Then there’s a slowing economy, inflation concerns, high oil and other industrial commodity prices and now agricultural ones as well “boosted by ethanol production” pressuring consumers. “So two of the three great asset classes (now all three) are having the wobblies in some of their components” – real estate and low grade debt (and since mid-July equities and other type debt instruments as well), “especially real-estate related but increasingly including corporate loans and private equity funding….”
Grantham may have written this commentary before the the July-mid-August equity market sell-off. However, based on his prior (and long-standing) comments, his current analysis probably still holds true: “stocks (will likely) make it through this third (and traditionally strongest) year of the Presidential (four year market) Cycle.” The third year in the Cycle “has never declined materially and should be considered the bane of short sellers (and equity market naysayers) everywhere.”
In sum, Grantham says, “a few more bolts in the bridge may fail, but in the end you have to bet the bridge will hold, supported by amazing animal spirits.” At least that’s true up to October when the fourth year of the Cycle begins. Then, the “odds of failure rise” but won’t likely become high until October, 2008 with a new administration and Congress soon to take power. Grantham then gets blunt stating “based on history” (and tax increases he expects), that’s the most likely time for a bear market, and he’s betting on one that could be nasty.

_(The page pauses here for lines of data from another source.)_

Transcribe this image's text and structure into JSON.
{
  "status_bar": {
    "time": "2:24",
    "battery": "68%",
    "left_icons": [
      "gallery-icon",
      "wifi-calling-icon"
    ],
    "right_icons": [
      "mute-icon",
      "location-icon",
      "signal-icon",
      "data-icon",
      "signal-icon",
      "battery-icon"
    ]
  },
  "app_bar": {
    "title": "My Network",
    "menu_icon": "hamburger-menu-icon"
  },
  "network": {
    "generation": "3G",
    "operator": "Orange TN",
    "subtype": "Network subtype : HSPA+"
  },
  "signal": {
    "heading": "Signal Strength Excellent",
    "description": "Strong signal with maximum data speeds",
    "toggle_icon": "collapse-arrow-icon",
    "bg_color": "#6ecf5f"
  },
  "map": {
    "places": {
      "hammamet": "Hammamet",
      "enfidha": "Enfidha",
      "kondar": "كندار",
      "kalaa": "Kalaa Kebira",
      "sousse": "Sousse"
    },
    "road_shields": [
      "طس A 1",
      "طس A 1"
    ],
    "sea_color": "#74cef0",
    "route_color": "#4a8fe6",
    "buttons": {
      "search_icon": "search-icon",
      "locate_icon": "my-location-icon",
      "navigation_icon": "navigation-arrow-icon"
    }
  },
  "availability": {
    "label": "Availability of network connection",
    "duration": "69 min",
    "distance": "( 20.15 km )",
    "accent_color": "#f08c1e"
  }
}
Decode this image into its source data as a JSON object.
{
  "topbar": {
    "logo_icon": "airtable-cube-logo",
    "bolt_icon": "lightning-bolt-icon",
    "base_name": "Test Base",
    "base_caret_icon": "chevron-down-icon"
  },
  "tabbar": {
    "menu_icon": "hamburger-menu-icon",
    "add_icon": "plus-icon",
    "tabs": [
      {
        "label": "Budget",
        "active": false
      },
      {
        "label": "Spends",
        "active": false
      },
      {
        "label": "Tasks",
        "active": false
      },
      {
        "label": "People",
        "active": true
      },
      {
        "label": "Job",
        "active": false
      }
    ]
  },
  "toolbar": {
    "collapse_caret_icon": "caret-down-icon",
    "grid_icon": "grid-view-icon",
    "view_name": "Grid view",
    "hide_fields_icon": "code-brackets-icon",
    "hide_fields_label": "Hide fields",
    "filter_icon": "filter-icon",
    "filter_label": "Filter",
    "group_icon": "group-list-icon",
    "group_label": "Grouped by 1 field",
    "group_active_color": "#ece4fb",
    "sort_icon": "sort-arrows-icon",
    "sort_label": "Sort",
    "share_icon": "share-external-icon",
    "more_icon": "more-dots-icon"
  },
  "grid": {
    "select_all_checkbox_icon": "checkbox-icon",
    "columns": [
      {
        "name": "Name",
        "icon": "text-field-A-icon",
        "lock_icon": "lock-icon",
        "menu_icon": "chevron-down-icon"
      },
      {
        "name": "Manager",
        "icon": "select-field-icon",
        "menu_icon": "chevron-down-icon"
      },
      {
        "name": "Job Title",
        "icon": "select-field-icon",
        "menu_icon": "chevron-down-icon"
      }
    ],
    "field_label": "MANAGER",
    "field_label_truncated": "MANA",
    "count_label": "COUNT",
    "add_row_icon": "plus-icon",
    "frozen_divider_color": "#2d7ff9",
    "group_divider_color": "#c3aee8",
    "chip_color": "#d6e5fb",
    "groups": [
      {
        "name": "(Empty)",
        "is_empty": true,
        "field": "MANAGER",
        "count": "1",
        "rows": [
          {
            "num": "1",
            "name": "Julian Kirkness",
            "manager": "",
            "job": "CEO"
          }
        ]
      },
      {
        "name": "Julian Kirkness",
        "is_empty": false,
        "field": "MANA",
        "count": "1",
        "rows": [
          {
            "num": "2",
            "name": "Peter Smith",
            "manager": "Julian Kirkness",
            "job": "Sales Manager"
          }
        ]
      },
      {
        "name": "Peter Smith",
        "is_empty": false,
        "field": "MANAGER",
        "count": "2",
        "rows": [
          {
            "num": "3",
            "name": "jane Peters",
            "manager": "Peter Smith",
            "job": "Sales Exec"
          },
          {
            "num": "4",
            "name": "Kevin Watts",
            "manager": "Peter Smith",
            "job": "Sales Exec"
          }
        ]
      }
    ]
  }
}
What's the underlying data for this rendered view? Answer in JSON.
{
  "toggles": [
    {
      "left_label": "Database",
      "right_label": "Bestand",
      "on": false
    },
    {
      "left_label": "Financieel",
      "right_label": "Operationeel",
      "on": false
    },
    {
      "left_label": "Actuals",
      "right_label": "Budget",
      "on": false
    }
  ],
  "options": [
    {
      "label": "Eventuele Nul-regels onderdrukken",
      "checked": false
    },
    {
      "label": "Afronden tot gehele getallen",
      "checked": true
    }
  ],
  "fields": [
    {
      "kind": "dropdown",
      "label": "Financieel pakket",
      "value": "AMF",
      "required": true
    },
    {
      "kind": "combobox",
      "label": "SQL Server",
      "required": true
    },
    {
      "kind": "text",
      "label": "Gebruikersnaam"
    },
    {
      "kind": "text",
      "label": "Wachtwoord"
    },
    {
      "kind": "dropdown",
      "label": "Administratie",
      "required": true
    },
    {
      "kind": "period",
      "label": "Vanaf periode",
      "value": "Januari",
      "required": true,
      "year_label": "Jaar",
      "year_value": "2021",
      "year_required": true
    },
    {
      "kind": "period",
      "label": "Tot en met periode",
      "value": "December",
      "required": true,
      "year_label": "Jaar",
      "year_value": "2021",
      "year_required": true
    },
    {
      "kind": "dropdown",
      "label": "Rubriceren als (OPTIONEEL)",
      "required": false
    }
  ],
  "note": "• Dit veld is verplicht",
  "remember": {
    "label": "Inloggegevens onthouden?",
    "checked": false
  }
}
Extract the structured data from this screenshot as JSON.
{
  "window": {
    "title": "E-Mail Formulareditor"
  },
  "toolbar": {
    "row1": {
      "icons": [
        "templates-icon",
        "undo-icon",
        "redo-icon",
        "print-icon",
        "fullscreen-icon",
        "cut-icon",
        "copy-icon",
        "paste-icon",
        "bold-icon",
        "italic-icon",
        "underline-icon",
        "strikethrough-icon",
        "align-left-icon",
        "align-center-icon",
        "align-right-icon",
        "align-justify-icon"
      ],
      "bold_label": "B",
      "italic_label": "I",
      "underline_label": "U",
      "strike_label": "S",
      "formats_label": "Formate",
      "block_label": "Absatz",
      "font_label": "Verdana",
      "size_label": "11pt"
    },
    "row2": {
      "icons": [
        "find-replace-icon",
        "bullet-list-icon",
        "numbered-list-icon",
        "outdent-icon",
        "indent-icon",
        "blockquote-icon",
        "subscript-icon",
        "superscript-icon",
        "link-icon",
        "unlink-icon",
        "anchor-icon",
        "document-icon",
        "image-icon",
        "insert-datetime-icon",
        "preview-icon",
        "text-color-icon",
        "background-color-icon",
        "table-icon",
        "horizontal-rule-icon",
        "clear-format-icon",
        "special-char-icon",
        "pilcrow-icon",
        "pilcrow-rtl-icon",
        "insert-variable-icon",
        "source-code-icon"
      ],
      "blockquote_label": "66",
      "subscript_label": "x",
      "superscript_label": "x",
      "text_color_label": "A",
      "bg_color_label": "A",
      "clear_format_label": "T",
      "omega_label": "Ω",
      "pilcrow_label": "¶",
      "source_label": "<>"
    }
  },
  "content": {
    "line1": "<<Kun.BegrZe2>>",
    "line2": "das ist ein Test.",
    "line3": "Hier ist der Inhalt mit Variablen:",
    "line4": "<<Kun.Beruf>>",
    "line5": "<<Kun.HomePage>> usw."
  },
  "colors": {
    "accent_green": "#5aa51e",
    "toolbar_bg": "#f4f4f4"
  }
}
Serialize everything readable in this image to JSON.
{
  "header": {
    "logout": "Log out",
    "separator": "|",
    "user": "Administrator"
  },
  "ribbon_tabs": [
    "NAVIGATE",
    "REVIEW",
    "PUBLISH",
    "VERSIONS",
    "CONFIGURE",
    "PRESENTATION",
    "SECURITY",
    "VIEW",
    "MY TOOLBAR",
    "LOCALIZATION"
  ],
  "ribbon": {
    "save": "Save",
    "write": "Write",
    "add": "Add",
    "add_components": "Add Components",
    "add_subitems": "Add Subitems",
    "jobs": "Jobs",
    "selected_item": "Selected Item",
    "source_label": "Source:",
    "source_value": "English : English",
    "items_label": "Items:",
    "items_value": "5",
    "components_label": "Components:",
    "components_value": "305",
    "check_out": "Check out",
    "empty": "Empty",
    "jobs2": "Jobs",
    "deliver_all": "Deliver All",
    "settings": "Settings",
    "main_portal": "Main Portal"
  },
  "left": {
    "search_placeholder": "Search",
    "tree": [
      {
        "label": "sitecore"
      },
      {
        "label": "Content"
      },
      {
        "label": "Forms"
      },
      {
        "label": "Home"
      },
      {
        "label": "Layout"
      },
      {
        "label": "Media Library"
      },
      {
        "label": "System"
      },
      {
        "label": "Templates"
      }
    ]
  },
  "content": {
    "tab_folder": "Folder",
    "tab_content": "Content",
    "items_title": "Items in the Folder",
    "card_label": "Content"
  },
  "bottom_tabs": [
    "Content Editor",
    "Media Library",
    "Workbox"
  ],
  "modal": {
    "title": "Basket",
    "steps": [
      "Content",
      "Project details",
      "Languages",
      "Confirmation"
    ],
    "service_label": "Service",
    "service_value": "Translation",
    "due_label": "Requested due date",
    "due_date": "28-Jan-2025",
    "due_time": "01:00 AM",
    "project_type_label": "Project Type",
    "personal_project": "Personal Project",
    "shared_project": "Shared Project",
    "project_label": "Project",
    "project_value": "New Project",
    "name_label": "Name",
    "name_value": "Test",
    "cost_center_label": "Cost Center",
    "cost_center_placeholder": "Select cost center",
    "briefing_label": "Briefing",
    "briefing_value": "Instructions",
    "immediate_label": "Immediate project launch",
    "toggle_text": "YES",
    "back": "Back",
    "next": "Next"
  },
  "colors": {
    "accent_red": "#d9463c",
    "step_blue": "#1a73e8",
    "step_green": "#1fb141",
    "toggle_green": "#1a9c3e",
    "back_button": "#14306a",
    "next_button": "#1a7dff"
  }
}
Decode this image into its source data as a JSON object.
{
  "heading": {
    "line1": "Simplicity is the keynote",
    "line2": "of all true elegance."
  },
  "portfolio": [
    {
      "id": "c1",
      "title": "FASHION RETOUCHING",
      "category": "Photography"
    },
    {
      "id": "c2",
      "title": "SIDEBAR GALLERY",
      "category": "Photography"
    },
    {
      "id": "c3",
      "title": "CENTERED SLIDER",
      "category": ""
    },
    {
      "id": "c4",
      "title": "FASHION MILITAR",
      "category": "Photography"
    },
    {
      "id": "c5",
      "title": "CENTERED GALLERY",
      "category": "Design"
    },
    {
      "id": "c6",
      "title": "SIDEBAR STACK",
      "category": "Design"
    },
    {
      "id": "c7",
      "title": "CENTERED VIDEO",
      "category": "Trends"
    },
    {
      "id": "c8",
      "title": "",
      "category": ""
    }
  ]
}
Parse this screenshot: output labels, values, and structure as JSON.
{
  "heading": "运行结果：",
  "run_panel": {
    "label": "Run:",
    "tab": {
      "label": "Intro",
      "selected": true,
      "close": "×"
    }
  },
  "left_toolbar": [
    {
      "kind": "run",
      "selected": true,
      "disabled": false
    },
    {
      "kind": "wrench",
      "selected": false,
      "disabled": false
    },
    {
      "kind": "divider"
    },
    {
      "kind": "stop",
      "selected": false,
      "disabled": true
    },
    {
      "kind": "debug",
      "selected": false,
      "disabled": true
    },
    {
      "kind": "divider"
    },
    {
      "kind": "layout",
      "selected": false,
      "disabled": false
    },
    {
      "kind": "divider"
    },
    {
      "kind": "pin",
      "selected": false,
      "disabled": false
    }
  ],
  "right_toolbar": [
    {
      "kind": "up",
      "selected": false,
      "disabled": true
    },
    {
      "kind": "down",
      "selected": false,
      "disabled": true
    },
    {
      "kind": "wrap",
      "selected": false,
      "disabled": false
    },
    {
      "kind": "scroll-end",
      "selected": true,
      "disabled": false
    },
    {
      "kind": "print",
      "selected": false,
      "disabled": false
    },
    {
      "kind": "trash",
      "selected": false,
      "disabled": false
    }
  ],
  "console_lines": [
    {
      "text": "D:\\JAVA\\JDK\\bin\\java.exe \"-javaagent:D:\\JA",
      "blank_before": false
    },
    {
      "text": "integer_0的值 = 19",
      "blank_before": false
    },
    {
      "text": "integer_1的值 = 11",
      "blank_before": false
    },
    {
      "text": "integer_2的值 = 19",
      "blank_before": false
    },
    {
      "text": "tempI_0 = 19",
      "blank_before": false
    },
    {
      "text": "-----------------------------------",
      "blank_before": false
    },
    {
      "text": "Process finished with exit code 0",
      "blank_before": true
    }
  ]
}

He concludes saying he’s been trying to come up with a simple way to explain “how serious the situation is for the overstretched, overleveraged financial system.” He does it this way: “In 5 years I expect….at least one major bank (broadly defined) to have failed and up to half the hedge funds and a substantial percentage of the private equity firms in existence today (to have) simply ceased to exist.”
He continues saying he’s been too bearish at times in the past 12 years but his language “has almost never been this dire.” His feeling is that today we’re “watching a very slow motion train wreck” beyond the point of stopping so watch out ahead. It’s a good idea to be cautious and prepare. If he’s right and economic conditions deteriorate enough, everyone will be affected through job and income losses along with investors losing big from speculative and other investments. All financial bubbles end. Sadly, even those not participating in them get burned, especially those most vulnerable and least able to ride out the storm that could be mean, nasty and long.
Read the rest here.